work with more than 2,000 businesses worldwide, using our capital, expertise, and influence to create markets and opportunities where they are needed most. In fiscal year 2019, we delivered more than $19 billion in long-term financing for developing countries, leveraging the power of the private sector to end extreme poverty and boost shared prosperity. For more information,visit https://www.ifc.org/wps/wcm/connect/corp_ext_content/ifc_external_corporate_site/home.
IFC—a sister organization of the World Bank and member of the World Bank Group—is the largest global development institution focused on the private sector in emerging markets. We work with more than 2,000 businesses worldwide, using our capital, expertise, and influence to create markets and opportunities where they are needed most. In fiscal year 2019, we delivered more than $19 billion in long-term financing for developing countries, leveraging the power of the private sector to end extreme poverty and boost shared prosperity. For more information, visit www.ifc.org.

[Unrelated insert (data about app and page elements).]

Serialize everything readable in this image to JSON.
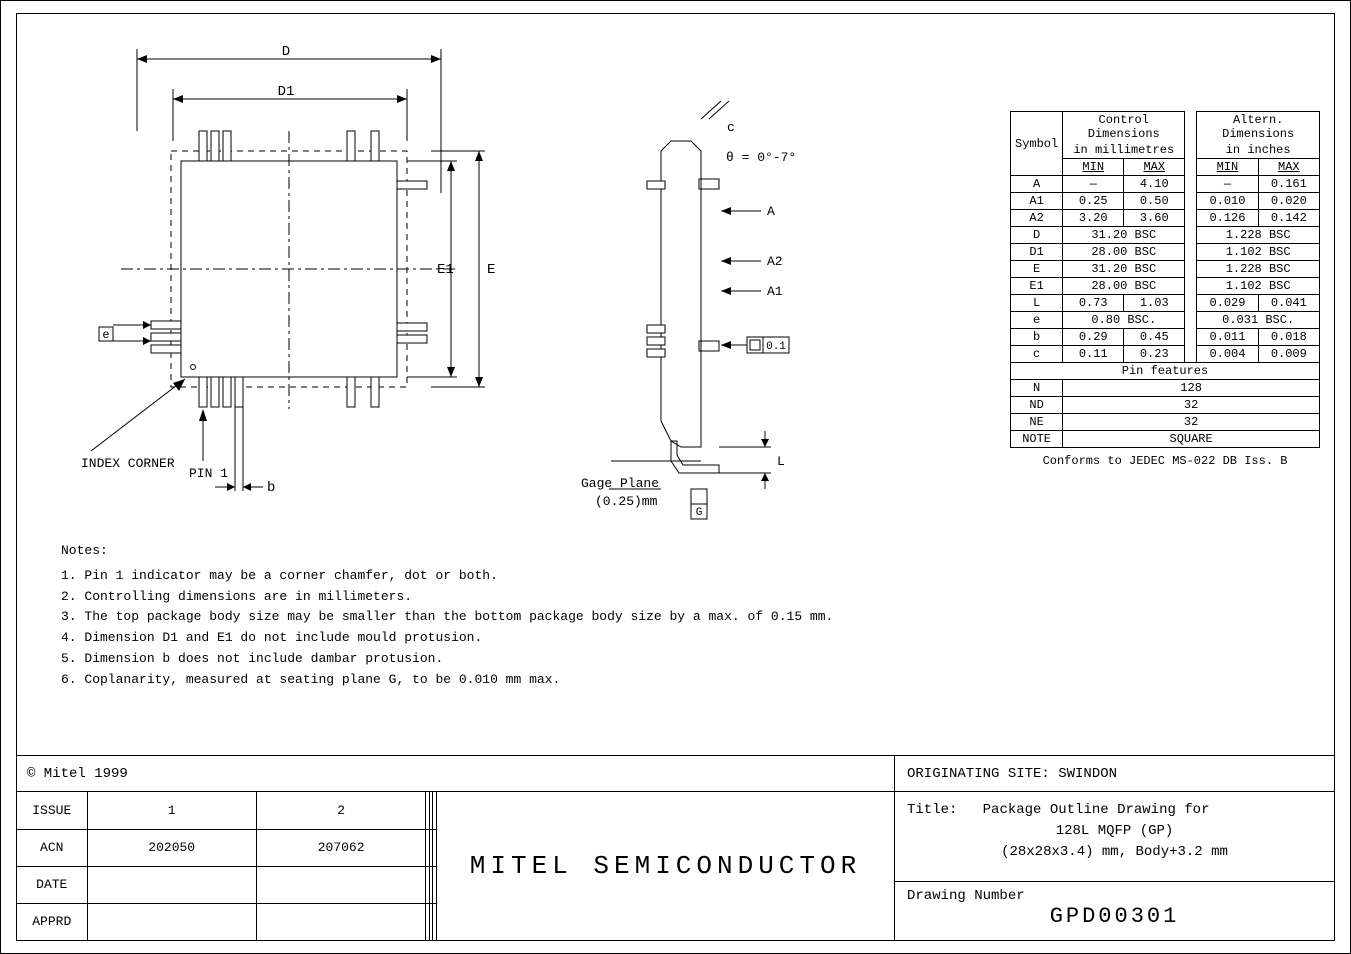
{
  "labels": {
    "D": "D",
    "D1": "D1",
    "E": "E",
    "E1": "E1",
    "e": "e",
    "b": "b",
    "c": "c",
    "A": "A",
    "A1": "A1",
    "A2": "A2",
    "L": "L",
    "theta": "θ = 0°-7°",
    "gage_plane": "Gage Plane",
    "gage_value": "(0.25)mm",
    "tol": "0.1",
    "index_corner": "INDEX CORNER",
    "pin1": "PIN 1"
  },
  "table": {
    "hdr_symbol": "Symbol",
    "hdr_control": "Control Dimensions",
    "hdr_control_units": "in millimetres",
    "hdr_altern": "Altern. Dimensions",
    "hdr_altern_units": "in inches",
    "hdr_min": "MIN",
    "hdr_max": "MAX",
    "rows": [
      {
        "sym": "A",
        "mm_min": "—",
        "mm_max": "4.10",
        "in_min": "—",
        "in_max": "0.161"
      },
      {
        "sym": "A1",
        "mm_min": "0.25",
        "mm_max": "0.50",
        "in_min": "0.010",
        "in_max": "0.020"
      },
      {
        "sym": "A2",
        "mm_min": "3.20",
        "mm_max": "3.60",
        "in_min": "0.126",
        "in_max": "0.142"
      },
      {
        "sym": "D",
        "mm_span": "31.20 BSC",
        "in_span": "1.228 BSC"
      },
      {
        "sym": "D1",
        "mm_span": "28.00 BSC",
        "in_span": "1.102 BSC"
      },
      {
        "sym": "E",
        "mm_span": "31.20 BSC",
        "in_span": "1.228 BSC"
      },
      {
        "sym": "E1",
        "mm_span": "28.00 BSC",
        "in_span": "1.102 BSC"
      },
      {
        "sym": "L",
        "mm_min": "0.73",
        "mm_max": "1.03",
        "in_min": "0.029",
        "in_max": "0.041"
      },
      {
        "sym": "e",
        "mm_span": "0.80 BSC.",
        "in_span": "0.031 BSC."
      },
      {
        "sym": "b",
        "mm_min": "0.29",
        "mm_max": "0.45",
        "in_min": "0.011",
        "in_max": "0.018"
      },
      {
        "sym": "c",
        "mm_min": "0.11",
        "mm_max": "0.23",
        "in_min": "0.004",
        "in_max": "0.009"
      }
    ],
    "pin_features": "Pin features",
    "N_lab": "N",
    "N_val": "128",
    "ND_lab": "ND",
    "ND_val": "32",
    "NE_lab": "NE",
    "NE_val": "32",
    "NOTE_lab": "NOTE",
    "NOTE_val": "SQUARE",
    "conforms": "Conforms to JEDEC MS-022 DB Iss. B"
  },
  "notes": {
    "title": "Notes:",
    "n1": "1. Pin 1 indicator may be a corner chamfer, dot or both.",
    "n2": "2. Controlling dimensions are in millimeters.",
    "n3": "3. The top package body size may be smaller than the bottom package body size by a max. of 0.15 mm.",
    "n4": "4. Dimension D1 and E1 do not include mould protusion.",
    "n5": "5. Dimension b does not include dambar protusion.",
    "n6": "6. Coplanarity, measured at seating plane G, to be 0.010 mm max."
  },
  "titleblock": {
    "copyright": "© Mitel 1999",
    "originating": "ORIGINATING SITE: SWINDON",
    "issue_lab": "ISSUE",
    "acn_lab": "ACN",
    "date_lab": "DATE",
    "apprd_lab": "APPRD",
    "issue_1": "1",
    "issue_2": "2",
    "acn_1": "202050",
    "acn_2": "207062",
    "company": "MITEL SEMICONDUCTOR",
    "title_lab": "Title:",
    "title_l1": "Package Outline Drawing for",
    "title_l2": "128L MQFP (GP)",
    "title_l3": "(28x28x3.4) mm, Body+3.2 mm",
    "dn_lab": "Drawing Number",
    "dn_val": "GPD00301"
  }
}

The Global Agriculture and Food Security Program (GAFSP) is a multi-donor global program focused on increasing agricultural productivity for smallholders as a way to reduce poverty and increase food and nutrition security. The GAFSP Private Sector Window, managed by IFC, provides long- and short-term loans, credit guarantees, and equity as well as technical assistance to private sector companies and financial intermediaries in eligible IDA countries to improve productivity growth, deepen farmer’s links to markets and access to finance and increase capacity and technical skills. It is supported by the governments of Australia, Canada, Japan, the Netherlands, the United Kingdom and the United States.